From Fox News:
After a survey of expert literature on the tax and subsidy topic, coupled with extensive customized computer modeling work, the study declared that "their combined impact is less than 1 percent of total U.S. emissions" over the next 25 years, and they are a lousy bargain to boot: "Very little if any GHG reductions are achieved at substantial cost with these provisions."
So much so, in fact, that the study concluded "current tax expenditures and subsidies are a poor tool for reducing greenhouse gases and achieving climate-change objectives." They "achieve small reductions in GHG emissions and are costly per unit of emissions reduction."The full cost was something the study was unable to make entirely clear.
It estimated that the federal government had spent some $48 billion in just the past two years on "tax expenditures"-meaning subsidies, credits, and other incentives—related to the energy sector, and also noted that few were specifically enacted to reduce greenhouse gases.
The report highlighted the unintended consequences of the incentives given to the biofuels sector. Professor of economics at Yale, William D. Nordhaus, who chaired the committee responsible for the report, said, "tax credits for biofuels encouraged the consumption of motor fuels because they lower prices, and this effect appears to offset any reduction in the GHG intensity of motor fuels that occurs because of the incentives to blend biofuels with gasoline."
Last month, President Obama gave a major speech on the issue of climate change, unveiling a raft of new measures to reduce greenhouse gas emissions. The speech was hailed by Al Gore as "a terrific and historic speech, by far the best address on climate by any president ever." The plan includes limiting the amount of carbon that can be emitted from power plants and a gargantuan increase in funding for clean energy technology of $7.9 billion. There is as yet no compelling reason to assume this massive increase in spending will be any more successful in finding an efficient green alternative to fossil fuels than the past several years of failure.
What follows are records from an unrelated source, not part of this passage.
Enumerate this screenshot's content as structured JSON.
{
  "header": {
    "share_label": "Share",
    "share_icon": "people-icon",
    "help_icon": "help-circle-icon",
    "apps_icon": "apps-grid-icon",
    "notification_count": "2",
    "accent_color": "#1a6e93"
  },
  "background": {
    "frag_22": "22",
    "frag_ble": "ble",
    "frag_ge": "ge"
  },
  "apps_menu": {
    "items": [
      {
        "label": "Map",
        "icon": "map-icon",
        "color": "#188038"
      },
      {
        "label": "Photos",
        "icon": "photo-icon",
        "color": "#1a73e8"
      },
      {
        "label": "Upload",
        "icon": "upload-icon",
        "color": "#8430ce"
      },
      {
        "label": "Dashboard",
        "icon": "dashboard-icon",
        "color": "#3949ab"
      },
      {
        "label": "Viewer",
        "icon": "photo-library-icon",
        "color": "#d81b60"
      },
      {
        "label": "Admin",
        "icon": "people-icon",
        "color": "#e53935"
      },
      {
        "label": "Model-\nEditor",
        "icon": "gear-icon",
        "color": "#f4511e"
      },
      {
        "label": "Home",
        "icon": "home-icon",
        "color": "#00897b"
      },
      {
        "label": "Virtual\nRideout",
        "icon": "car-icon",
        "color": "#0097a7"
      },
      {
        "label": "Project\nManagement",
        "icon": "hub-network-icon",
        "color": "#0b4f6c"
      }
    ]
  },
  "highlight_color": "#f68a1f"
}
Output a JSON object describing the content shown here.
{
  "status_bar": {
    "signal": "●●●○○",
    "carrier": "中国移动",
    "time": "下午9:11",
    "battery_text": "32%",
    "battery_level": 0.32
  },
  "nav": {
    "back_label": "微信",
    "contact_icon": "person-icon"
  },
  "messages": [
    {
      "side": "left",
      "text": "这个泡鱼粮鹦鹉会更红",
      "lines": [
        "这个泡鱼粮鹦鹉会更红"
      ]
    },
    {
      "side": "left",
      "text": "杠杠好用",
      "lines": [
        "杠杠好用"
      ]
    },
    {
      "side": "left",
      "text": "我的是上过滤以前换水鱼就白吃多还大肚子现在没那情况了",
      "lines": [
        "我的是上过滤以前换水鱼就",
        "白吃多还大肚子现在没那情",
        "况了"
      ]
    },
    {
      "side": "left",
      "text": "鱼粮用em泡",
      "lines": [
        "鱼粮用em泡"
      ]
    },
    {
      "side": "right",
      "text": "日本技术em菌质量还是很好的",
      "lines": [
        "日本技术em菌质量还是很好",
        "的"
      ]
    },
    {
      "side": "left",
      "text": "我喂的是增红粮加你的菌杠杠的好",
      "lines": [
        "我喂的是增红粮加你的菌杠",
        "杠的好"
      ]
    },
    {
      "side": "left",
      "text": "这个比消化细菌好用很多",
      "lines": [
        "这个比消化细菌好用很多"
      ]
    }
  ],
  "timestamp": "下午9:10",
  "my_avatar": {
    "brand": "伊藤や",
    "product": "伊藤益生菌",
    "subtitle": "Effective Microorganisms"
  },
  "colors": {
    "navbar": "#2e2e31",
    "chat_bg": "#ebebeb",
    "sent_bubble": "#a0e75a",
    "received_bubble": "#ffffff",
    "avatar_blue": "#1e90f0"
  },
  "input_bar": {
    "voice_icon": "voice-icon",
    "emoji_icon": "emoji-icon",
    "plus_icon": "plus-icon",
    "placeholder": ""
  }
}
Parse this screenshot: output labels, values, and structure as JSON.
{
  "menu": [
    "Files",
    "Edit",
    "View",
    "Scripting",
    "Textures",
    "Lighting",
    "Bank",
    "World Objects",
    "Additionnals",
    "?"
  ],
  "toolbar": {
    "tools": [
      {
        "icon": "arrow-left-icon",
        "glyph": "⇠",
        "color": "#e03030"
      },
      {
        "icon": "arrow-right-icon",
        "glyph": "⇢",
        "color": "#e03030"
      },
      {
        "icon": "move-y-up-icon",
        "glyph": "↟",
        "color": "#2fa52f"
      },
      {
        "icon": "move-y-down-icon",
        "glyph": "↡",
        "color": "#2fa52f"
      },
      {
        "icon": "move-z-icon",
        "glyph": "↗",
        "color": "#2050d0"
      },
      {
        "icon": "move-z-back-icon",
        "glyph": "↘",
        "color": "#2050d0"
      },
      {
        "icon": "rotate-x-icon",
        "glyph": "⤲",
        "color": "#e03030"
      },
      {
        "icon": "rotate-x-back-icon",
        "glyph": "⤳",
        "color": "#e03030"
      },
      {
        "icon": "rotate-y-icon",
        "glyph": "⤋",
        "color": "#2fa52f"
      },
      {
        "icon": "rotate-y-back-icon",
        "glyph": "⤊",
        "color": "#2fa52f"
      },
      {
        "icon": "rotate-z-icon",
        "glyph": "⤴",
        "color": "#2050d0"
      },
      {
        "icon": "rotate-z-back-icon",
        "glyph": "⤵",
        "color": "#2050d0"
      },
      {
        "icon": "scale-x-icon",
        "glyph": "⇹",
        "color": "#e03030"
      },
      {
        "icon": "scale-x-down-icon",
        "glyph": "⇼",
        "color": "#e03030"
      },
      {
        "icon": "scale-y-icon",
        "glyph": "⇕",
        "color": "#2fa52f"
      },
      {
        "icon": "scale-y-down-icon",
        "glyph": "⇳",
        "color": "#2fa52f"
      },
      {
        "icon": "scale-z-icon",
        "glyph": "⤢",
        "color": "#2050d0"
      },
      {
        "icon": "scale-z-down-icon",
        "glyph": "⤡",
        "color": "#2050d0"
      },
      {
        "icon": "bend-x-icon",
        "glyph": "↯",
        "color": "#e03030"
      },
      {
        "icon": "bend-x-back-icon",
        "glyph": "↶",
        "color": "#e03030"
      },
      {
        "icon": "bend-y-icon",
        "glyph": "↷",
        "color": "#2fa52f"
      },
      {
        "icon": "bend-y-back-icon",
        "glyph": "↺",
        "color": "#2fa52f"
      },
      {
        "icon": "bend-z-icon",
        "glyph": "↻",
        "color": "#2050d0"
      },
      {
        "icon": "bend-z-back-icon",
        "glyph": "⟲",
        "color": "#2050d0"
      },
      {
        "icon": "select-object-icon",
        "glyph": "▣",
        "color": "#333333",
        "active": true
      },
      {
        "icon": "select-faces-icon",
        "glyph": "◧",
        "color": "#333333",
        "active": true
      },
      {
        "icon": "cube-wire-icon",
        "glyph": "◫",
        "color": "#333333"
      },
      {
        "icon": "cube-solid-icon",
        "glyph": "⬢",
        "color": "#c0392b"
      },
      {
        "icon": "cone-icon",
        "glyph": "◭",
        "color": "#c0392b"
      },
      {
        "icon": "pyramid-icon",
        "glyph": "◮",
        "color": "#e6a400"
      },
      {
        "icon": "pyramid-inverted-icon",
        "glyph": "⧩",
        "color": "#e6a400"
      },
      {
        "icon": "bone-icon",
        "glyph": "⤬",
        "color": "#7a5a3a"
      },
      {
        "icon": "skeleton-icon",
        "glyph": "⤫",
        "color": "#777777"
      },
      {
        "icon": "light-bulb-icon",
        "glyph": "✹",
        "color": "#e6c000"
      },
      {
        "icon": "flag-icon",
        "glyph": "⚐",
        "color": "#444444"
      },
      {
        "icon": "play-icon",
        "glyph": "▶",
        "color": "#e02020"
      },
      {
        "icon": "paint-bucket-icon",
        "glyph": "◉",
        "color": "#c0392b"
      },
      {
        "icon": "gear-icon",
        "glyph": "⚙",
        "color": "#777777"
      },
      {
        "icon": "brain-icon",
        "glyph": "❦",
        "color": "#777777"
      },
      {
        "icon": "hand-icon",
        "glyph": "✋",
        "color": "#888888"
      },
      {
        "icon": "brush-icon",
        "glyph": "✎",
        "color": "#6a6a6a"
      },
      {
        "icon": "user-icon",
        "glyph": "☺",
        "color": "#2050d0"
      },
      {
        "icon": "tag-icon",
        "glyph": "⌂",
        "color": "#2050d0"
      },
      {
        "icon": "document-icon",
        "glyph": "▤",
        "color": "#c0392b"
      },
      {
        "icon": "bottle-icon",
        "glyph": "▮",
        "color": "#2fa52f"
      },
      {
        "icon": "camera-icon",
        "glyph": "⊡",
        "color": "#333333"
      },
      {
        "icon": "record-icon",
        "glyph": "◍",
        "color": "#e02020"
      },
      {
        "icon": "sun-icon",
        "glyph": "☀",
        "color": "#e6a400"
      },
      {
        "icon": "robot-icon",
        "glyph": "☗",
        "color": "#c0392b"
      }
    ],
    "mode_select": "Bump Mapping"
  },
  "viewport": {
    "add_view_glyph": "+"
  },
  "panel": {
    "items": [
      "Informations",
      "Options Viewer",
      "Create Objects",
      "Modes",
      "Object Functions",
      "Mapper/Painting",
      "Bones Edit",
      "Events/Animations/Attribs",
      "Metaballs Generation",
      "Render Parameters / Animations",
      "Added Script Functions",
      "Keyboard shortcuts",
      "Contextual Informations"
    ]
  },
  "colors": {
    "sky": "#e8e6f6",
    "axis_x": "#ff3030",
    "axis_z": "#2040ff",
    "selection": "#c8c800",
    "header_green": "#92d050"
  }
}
Since subsidizing failing projects and burning taxpayers' money has become the raison d'etre of the Obama administration, don't expect any reconsideration of policy after this report.